Keep only the lines of the listing that include the word "JSON", and copy them.

#### Supplied information
╔══

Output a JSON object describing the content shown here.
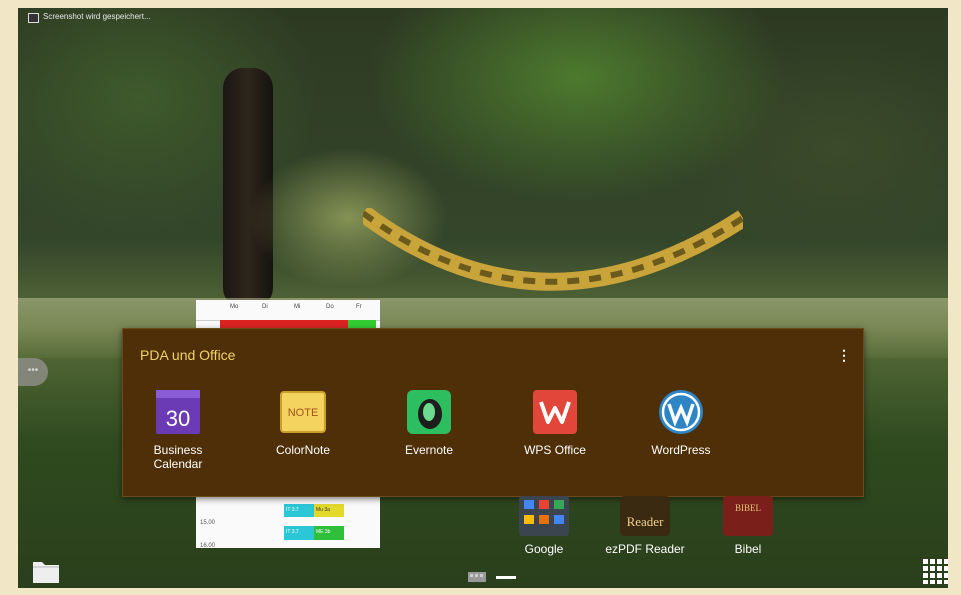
{
  "status_bar": {
    "notification_text": "Screenshot wird gespeichert..."
  },
  "calendar_widget": {
    "days": [
      "Mo",
      "Di",
      "Mi",
      "Do",
      "Fr"
    ],
    "times": [
      "15.00",
      "16.00"
    ],
    "events": [
      "IT 3.7",
      "Mu 3a",
      "IT 3.7",
      "ME 3b"
    ]
  },
  "folder": {
    "title": "PDA und Office",
    "menu_icon": "overflow-menu-icon",
    "apps": [
      {
        "label": "Business Calendar",
        "icon": "business-calendar-icon",
        "icon_text": "30"
      },
      {
        "label": "ColorNote",
        "icon": "colornote-icon",
        "icon_text": "NOTE"
      },
      {
        "label": "Evernote",
        "icon": "evernote-icon"
      },
      {
        "label": "WPS Office",
        "icon": "wps-office-icon"
      },
      {
        "label": "WordPress",
        "icon": "wordpress-icon"
      }
    ]
  },
  "dock": {
    "apps": [
      {
        "label": "Google",
        "icon": "google-folder-icon"
      },
      {
        "label": "ezPDF Reader",
        "icon": "ezpdf-reader-icon",
        "icon_text": "Reader"
      },
      {
        "label": "Bibel",
        "icon": "bibel-icon",
        "icon_text": "BIBEL"
      }
    ]
  },
  "colors": {
    "folder_bg": "#4f2f07",
    "folder_title": "#f0d26a"
  }
}
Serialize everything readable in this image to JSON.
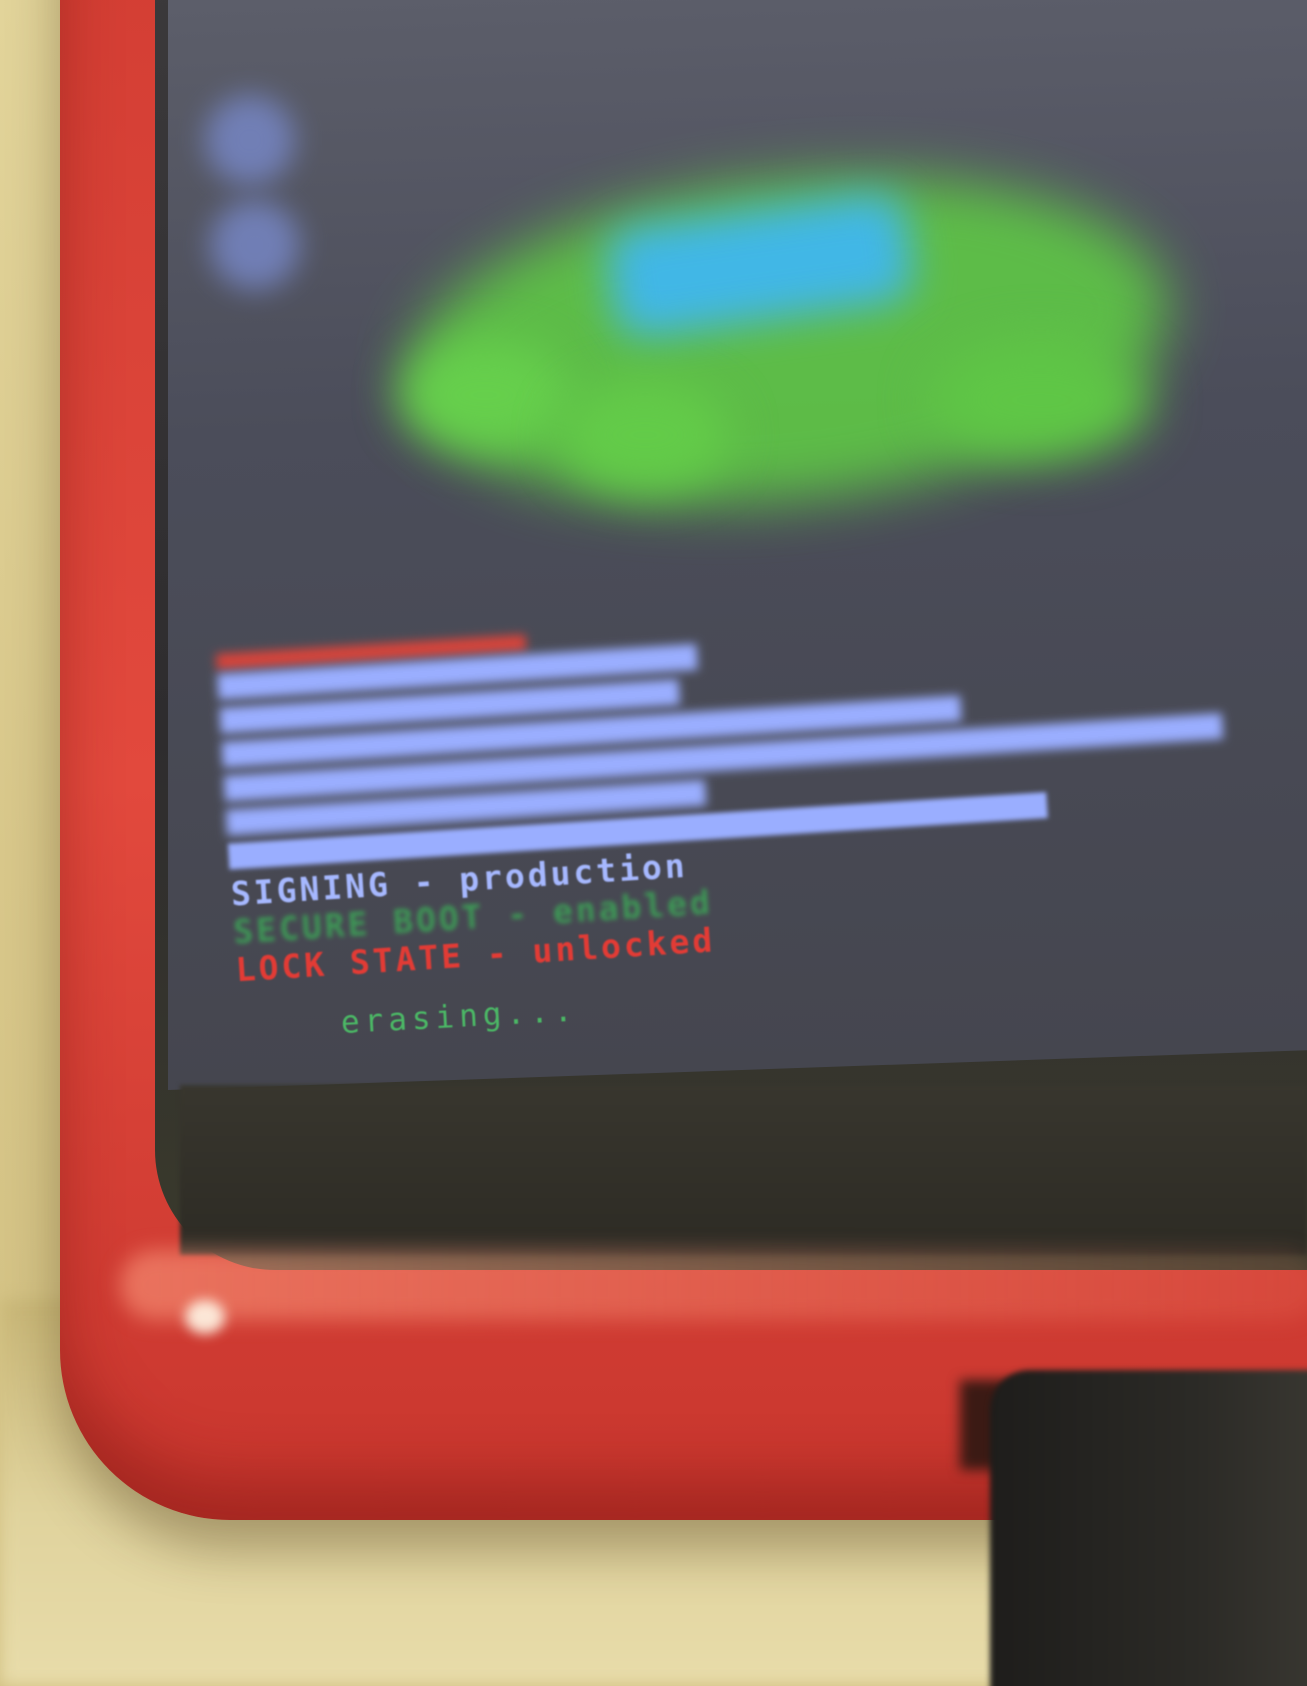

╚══

#### Response area
Output a JSON object describing the content shown here.
Serialize everything readable in this image to JSON.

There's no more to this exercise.